PHUNG HUYNH

​In 2018, the Los Angeles County Board of Supervisors issued a public apology to more than 200 mothers of Mexican descent who were forcefully sterilized at the Los Angeles County + USC Medical Center between 1968 - 1974. To publicly express this apology, the LA County Department of Arts and Culture commissioned Phung Huynh to create a permanent outdoor sculpture honoring the resilience of the survivors and to remember the histories of women whose narratives have been historically repressed. The name of the artwork is Sobrevivir, which translates to survive, to keep alive.

This is a haunting story, and dark histories will continue to haunt unless we do something about them. We need to respectfully acknowledge and honor the survivors, and we also need to begin the process of atonement and healing.


- Phung Huynh

Part of the art project included public engagement activities where I invited participants to provide feedback on my designs and to create community quilts. Those who participated included community members, students, mothers, activists, women who gave birth at the hospital, and women who were part of Comision Femenil.


-  Phung Huynh

For the Coerced Sterilization Recognition project at LAC + USC Medical Center, artist Phung Huynh engaged with community members to create four quilts. The quilts represent a collective approach to healing through art and acknowledges and pays tribute to the survivors.

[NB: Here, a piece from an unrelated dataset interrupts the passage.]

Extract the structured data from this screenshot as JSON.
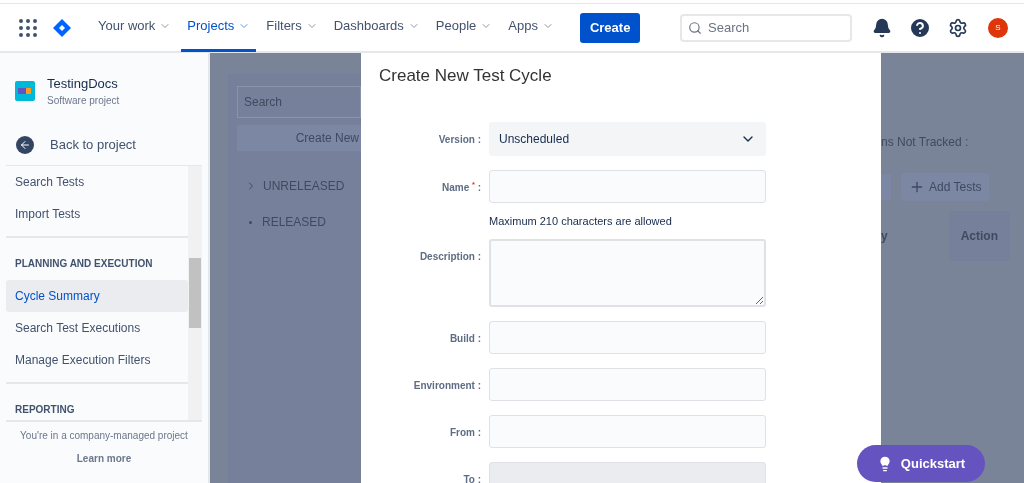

Contributors include: Helen Adair, Cecilia Aguilar, Blanca Anderson, June Aoki, Armando W.M. Argandona, Norma Barcena, Olivia Beas, Linda Beaver, Yolanda Padilla Barela, Yolie Barrozo, Esmeralda Bobadilla, Marie Cantor, Melinda Cardona, Laura Ayala Clark, Magda Contreras, Jane Tenorio Coscarelli, Claudia Espinoza, Que Dang, Gloria Flores, Laura Fraga, Lucia Vigil Francis, Maria Franco, Mercedes Garcia, Pat Gomez, Maria Concepcion Gutierrez de Martin, Yvette Leon, Charlotte Lerchenmuller, Patricia Ann Lopez, Guadalupe Macias, Juana Mena, Gloria Molina, Maria Morales, Gina Obsenares, Betty Marina Palomino, Cecilia Provencio, Maria Reza, Diana Rivas, Olivia Rodriquez, Ellena Ruiz, Madeline Sherman, Sharon Swonger, Sergio Teran, Ana Trujillo, Yolanda Villegas, Stefani Williams, Tru Williams-Pierone, Joanna Zambrano, Evelyn Martinez Zapata

Sobrevivir, public artwork at Los Angeles County + USC Medical Center, corten steel and LED lighting, 22 feet in diameter, 2021

Commissioned by the Los Angeles County Department of Arts and Culture. Photographs by Steven Lam.

I did not want to drastically disrupt the existing space and decided to keep the original circular form but removed the labyrinth stones that were replaced with a circular floor artwork made of corten steel. The idea is to create an impactful artwork that would invite viewers to learn about the mothers and deeply connect with their experiences. The austere physicality of metal is complemented by the effects of light. The artwork illuminates at night, similar to the subtle, spotted golden glow of candle light, to enhance the feeling of a contemplative yet powerful space.


- Phung Huynh

I first learned about the history of forced sterilizations through the 2015 documentary, No Más Bebes, produced by Virginia Espino and Renee Tajima-Pena. No Más Bebes provided me with the opportunity to listen deeply and learn from the survivors themselves. Hearing how the mothers internalized their pain, trauma, and suffering was heartbreaking. Without this impactful documentary, the voices and stories of the mothers would probably have been forgotten.

Justice for the mothers could not have been possible without Dr. Bernard Rosenfeld, a young resident at LAC + USC during the early 1970s who uncovered that Mexican immigrant women were being sterilized by tubal ligation without informed consent. Dr. Rosenfeld gave boxes of files to a young Latina lawyer, Antonia Hernandez, and alongside lead lawyer, Charles Nabarrete, the activist group Comision Femenil led by Gloria Molina, and community activist leaders like Patricia Vellanoweth, they filed a class action lawsuit, now known as the Madrigal vs. Quilligan case, to seek justice for the survivors.

The name of the artwork is
Sobrevivir, which means to survive, to keep alive. The spirit of sobrevivir is rooted in the very words of the mothers, and I want the artwork to include the perspectives and expressions of the survivors. On the wall that surrounds the public artwork are the actual words of the mothers in metal. Metal is prominent throughout the artwork to symbolize the mothers' strength and resilience. Many of the mothers relied on devotion and prayer to cope and heal. So, central to the artwork are the hands of the Guadalupe, who in many ways is a powerful representation of Los Angeles.

- Phung Huynh